Anxiety Folks – They tend to press the call button again and again till their ego and insecurity have filled themselves to the brim
Network Seekers – Always the ones talking on the phone just when the lift starts moving. They know that network connectivity tends to get weaker when you are moving at a high speed on a vertical plane but boy they talk. And a few seconds later they begin to shout
Gangbangers – Typically a group of two or more people whose primary purpose is to measure the sound proofing of an elevator capsule. From cackling to roaring to snickering – with loud and intense sound waves – they are also often the people who crack the worst jokes
Leaners – Physically incapable or not, they just lean on the wall of the elevator. They enter, choose any of the three sides, and lean their entire body on the elevator wall panel. These are mostly people who are fed up with their life (housing society) or work (office building)
Ultra Leaners – They lean on the doors (fourth wall) of the elevator. They are so fed up, they have suicide in their subconscious mind
Watchers – They enter the capsule and stand without turning. While everybody is facing the door of the elevator, these guys look at you. And smile
Oglers – Probably the most common type of elevator people. They usually have a phone in hand that they give the remaining 30% attention to when they are not looking at you, your attire, and the visible body beneath your attire. Their only regret in life is that they don’t have see-through glasses
Hitpeople – They walk in, stand facing the door/s, look at the changing numbers on the display panel, and get out when it’s their floor. In their free time, they kill people and bury their bodies in the hull of the lift structure
Noobs – They enter the lift and later realize that it does not stop at their floor. These are the ones who empty an entire bucket of ice cream later that day when such a thing happens
Helpers – They usually stand by the control panel of the lift and give in to requests of pressing floor numbers by other travelers. They often end up with partners who abuse them mentally for the rest of their lives
There is never a good way to travel in an elevator which increases your chances of being one of these people. Happy elevation!
Every day while traveling to my workplace I see people riding motorcycles without wearing a helmet. And every day I wonder what makes them skip the one essential safety element that can save their head from breaking in case of an accident.
So, one day, I sat and thought deep about it. I also asked a few friends what they think. Friends who wear, even have an extra for the pillion rider, do not wear, and do not even own one. And this is what I found.
Most people own a helmet, but they keep it at home. / Jon Tyson
17 Reasons Why People Don’t Wear Helmets
It screws up their hairstyle
It’s uncomfortable and borderline suffocates them
“The stock unit that I got with my Honda Unicorn would anyway not save my head so why should I bother”

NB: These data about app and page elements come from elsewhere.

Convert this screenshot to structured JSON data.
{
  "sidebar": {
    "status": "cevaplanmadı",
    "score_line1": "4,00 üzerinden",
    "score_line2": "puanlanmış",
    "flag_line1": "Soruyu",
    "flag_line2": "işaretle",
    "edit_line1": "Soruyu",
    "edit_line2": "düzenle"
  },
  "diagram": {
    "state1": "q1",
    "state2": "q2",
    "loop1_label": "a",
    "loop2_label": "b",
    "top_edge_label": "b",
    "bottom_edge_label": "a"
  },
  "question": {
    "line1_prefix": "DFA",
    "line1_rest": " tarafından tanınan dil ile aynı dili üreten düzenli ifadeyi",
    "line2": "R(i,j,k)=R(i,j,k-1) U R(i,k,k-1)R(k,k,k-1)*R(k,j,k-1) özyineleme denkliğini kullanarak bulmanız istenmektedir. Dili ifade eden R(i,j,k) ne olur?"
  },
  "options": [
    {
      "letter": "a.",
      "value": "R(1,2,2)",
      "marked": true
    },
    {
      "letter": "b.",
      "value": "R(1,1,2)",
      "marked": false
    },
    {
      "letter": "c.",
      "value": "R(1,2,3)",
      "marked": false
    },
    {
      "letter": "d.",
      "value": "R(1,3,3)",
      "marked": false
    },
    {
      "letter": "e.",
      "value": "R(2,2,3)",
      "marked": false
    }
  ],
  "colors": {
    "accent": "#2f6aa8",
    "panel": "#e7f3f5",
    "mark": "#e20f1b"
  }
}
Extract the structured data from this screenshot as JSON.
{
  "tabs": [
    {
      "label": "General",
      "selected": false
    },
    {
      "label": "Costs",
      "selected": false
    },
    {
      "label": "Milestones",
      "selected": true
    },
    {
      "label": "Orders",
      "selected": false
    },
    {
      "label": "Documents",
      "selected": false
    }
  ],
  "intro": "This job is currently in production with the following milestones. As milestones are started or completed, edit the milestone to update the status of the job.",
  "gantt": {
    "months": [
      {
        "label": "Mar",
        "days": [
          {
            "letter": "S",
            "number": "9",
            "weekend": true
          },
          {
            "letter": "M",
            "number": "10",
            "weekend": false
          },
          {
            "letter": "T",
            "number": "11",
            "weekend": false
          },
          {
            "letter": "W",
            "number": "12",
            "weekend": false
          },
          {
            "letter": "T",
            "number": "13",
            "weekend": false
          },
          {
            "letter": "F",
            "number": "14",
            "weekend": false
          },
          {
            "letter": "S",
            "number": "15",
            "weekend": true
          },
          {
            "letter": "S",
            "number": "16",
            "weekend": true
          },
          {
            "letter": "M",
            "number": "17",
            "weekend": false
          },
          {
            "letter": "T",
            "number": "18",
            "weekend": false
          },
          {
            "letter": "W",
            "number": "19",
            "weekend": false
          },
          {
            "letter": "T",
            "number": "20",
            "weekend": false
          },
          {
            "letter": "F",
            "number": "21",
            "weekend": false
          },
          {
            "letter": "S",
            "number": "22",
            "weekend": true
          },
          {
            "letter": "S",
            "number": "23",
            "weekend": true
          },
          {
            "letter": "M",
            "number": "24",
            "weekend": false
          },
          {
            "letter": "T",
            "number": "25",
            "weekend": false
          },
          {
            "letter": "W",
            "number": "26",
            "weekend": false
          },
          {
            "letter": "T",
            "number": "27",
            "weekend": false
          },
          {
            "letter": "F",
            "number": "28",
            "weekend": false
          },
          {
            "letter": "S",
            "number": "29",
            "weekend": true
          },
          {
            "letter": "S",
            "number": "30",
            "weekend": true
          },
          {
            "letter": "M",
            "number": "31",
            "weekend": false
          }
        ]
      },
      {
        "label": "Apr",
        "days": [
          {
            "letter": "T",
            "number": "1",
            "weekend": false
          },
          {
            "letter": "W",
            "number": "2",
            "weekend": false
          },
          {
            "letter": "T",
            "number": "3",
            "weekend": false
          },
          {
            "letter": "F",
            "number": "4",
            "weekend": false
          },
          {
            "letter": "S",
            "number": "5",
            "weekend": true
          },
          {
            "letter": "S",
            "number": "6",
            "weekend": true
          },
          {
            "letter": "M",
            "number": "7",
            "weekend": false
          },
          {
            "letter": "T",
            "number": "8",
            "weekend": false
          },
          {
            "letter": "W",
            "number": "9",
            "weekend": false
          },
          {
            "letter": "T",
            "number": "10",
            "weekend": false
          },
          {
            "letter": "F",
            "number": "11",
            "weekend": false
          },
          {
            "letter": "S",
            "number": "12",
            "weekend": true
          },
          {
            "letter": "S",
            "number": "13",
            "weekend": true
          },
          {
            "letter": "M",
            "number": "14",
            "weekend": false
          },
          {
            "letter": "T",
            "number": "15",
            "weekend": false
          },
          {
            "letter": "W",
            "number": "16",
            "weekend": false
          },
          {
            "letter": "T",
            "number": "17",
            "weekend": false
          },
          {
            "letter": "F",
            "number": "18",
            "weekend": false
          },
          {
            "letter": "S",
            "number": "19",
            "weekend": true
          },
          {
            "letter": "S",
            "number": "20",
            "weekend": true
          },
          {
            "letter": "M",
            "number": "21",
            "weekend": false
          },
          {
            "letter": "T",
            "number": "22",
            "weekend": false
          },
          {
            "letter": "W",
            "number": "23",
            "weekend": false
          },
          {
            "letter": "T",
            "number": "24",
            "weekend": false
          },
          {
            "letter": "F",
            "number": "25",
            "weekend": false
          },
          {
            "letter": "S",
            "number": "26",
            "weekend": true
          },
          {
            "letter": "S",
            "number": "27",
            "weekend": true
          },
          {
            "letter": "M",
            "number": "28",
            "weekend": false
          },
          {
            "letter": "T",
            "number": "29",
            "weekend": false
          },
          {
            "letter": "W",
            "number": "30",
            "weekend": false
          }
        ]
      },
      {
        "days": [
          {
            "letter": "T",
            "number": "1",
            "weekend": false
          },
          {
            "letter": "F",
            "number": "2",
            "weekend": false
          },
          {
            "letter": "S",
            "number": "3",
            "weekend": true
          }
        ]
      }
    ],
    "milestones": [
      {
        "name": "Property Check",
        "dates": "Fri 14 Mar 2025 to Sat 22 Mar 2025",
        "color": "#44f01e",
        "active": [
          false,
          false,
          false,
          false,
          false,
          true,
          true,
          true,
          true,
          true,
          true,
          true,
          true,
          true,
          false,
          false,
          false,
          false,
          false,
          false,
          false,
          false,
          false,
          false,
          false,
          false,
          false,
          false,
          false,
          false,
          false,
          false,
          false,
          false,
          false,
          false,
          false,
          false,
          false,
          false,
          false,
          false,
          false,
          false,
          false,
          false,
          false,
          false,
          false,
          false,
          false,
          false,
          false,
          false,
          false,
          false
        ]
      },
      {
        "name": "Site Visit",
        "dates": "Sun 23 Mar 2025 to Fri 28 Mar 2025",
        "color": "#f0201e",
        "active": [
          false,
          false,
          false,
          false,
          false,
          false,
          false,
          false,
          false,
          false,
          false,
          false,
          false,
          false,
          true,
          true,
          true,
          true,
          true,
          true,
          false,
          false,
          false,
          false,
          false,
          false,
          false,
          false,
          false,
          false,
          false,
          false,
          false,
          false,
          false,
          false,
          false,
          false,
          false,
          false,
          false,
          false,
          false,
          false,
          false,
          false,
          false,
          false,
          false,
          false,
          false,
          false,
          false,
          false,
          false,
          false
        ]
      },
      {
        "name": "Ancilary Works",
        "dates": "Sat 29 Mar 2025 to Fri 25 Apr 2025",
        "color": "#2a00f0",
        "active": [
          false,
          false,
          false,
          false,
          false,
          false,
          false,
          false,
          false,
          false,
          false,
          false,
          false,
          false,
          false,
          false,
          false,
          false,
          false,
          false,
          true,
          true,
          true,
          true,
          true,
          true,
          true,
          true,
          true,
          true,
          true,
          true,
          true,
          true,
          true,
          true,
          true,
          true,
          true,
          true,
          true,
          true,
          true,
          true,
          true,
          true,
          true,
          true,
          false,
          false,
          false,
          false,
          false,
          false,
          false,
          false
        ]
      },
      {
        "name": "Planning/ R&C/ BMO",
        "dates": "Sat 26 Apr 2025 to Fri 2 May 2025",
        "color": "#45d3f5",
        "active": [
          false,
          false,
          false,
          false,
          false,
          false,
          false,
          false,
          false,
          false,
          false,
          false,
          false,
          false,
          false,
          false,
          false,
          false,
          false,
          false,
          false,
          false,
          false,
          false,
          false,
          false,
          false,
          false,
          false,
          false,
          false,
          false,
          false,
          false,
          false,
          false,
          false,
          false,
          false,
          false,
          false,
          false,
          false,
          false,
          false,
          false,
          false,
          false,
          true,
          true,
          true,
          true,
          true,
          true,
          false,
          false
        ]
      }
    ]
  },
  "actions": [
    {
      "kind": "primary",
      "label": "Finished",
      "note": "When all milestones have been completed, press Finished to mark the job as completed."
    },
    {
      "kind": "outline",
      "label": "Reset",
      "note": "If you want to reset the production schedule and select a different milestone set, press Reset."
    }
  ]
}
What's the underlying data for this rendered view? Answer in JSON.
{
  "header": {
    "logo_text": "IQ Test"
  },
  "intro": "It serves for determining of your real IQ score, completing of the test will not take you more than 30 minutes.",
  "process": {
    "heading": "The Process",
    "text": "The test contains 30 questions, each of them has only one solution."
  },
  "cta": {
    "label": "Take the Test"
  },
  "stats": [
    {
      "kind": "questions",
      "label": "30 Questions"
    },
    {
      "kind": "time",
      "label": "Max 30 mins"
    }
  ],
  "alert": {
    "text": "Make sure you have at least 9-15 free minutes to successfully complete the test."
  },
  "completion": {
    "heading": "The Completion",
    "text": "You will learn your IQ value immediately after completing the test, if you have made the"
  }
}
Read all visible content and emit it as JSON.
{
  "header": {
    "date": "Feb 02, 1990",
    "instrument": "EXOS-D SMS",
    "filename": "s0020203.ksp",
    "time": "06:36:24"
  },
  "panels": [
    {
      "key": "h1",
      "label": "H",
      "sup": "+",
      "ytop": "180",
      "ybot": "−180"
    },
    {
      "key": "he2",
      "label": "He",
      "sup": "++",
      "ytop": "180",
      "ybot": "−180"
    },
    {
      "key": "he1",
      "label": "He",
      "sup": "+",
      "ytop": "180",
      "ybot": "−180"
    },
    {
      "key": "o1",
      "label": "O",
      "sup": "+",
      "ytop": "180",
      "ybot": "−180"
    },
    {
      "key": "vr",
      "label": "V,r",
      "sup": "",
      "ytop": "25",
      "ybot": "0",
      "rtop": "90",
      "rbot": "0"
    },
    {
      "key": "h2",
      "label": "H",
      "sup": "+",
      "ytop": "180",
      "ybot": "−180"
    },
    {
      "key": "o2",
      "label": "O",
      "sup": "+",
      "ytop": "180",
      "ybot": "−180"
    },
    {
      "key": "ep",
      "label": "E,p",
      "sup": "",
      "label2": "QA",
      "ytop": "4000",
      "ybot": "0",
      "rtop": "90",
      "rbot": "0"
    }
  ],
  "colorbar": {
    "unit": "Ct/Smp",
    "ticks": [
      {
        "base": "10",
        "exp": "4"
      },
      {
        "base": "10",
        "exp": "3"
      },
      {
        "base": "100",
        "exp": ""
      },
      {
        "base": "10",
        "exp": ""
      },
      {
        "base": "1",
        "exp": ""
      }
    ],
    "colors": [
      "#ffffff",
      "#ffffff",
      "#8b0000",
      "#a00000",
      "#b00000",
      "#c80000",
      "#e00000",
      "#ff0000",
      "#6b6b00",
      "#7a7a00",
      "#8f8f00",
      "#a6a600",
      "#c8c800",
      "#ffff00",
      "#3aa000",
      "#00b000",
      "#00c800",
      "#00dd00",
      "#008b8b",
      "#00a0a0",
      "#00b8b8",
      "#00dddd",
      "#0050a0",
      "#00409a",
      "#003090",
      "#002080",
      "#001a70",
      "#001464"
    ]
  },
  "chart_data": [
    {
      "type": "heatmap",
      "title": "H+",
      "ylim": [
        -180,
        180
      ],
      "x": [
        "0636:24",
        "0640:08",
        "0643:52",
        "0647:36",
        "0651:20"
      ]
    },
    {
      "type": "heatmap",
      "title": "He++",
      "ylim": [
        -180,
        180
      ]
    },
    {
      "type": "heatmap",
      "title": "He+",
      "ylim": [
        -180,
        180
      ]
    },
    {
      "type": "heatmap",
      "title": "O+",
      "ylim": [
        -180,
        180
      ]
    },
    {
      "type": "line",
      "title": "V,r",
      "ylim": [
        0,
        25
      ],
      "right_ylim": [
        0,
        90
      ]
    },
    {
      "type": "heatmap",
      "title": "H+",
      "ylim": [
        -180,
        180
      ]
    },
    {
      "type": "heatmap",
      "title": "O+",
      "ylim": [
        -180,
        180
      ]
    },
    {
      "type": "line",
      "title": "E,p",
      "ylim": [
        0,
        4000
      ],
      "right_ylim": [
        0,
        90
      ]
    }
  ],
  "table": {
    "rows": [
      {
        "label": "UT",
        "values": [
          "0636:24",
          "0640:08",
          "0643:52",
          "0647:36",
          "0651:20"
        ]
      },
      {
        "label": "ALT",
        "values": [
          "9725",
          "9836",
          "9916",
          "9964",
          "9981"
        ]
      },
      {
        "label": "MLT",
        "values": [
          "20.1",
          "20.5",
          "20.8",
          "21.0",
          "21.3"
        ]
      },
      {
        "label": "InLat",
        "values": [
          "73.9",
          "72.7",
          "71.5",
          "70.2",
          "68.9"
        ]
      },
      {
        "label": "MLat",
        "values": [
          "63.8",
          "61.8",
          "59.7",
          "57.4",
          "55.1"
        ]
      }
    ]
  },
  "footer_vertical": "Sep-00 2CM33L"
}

It’s an unneeded expense and petrol prices are only rising
“I don’t like to hold it in my hand when I am not riding”
“I couldn’t find a large one”
Good quality helmets are expensive
“I know how to talk to the traffic police”
“I only ride short distances”
“I would pay the 500-rupee fine once than buy a helmet worth 5ooo rupees”
“My helmet was stolen twice”
“I ride safely and am confident that I will not meet with an accident”
“I started losing hair because of it”
“I have never been stopped by the traffic police”
They don’t like to follow rules
There are even dumber reasons that people give when asked about their habit of not wearing a helmet. It just baffles me that people are ready to put their lives in danger because a helmet will distort their hairstyle (#1 reason) and they always want to look presentable.
I have tried describing to them the problems associated with helmet-less riding, and so far, I have changed the mind of not a single person. Which is why people don’t come to me when they want to convince someone.